A typical bike helmet has several problems: It usually doesn’t fit perfectly on your head, it’s too unwieldy to stuff in a bag when you get where you’re going, and once it wears out–or you crash–it ends up in a landfill.
A new design, grown from mushrooms and custom-shaped into a foldable geodesic dome the exact shape of your own skull, manages to solve all three issues simultaneously.
When you get off your bike, the helmet easily unfurls into a strip of small segments. “The long strip is pretty flexible, so you might imagine it being similar to stuffing a small sweater or shirt in your bag,” says Philippe Videau, an aerospace engineering student at UCLA who worked on the design as a part of a team of interns at Autodesk last summer.
“It doesn’t just fold one way, so it can be squished into different shapes for each bag or compartment,” says Becky Abramowitz, a mechanical engineering student at Penn, who was also on the team. “We believe that the hardest part of storing and toting a standard helmet is the round 3-D shape that doesn’t fit into most containers. By simply making it flatter, the helmet becomes much more compact.”
The tessellated shape of the helmet also makes it easier to get a perfect fit. Using Autodesk’s software, the students 3-D-scanned their own heads and then customized a unique tessellated pattern for each person.

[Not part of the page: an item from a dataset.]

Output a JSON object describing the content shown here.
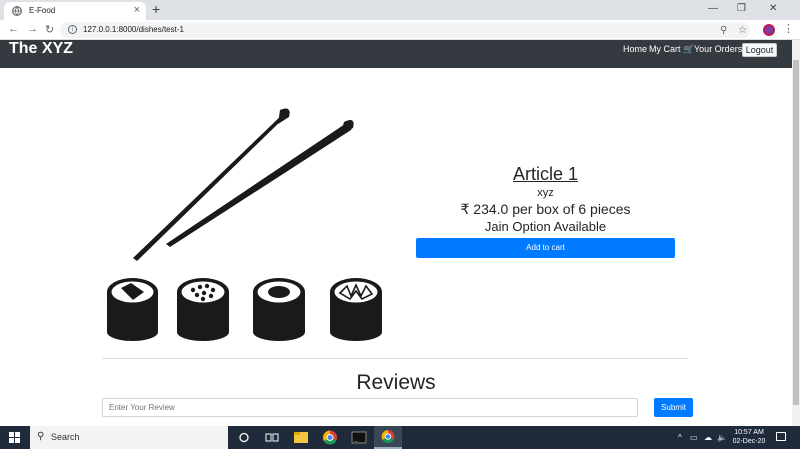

Unlike current bike helmets, which only fit if your head happens to conform to a manufacturer’s specs for “small” or “large,” each helmet is precisely tailored.
“I don’t seem to fit the norm since my helmet moves around like a Hula-Hoop on my head with even the slightest nod—tightening it only results in a more risky choking hazard,” says Videau. “In short, any deviations from this general geometry usually lead to a somewhat loose fit that’s not only uncomfortable but also potentially unsafe.”
If the concept is made in the future, someone might be able to walk into a bike shop and get their head scanned, and a new helmet printed on the spot.
“Our approach is mass customization–as both 3-D printing and 3-D capturing technologies are rapidly getting better, cheaper, and faster, we think that in the near future products can become highly customizable,” Maya Kremien, an MFA student in industrial design at California College of the Arts. “Specifically for helmets, customization would be valuable, since a snug fit can substantially reduce the risk for a serious brain injury from a bike fall.”
As a material, the designers turned to mycelium–a part of mushrooms–instead of foam. “The ultimate goal would be to create an entirely sustainable helmet, one in which all the materials are either reusable and/or biodegradable,” says Videau. While there are challenges to growing mycelium at scale, research is quickly growing.
Videau says he’s interested in pursuing the design. “Bike helmet design, whether pertaining to safety, comfort, convenience, or style, can substantially affect whether an individual decides to commute by bicycle—and I’m all for more sustainable and healthy transportation,” he says. “I mean, just think about having a mushroom as a helmet.”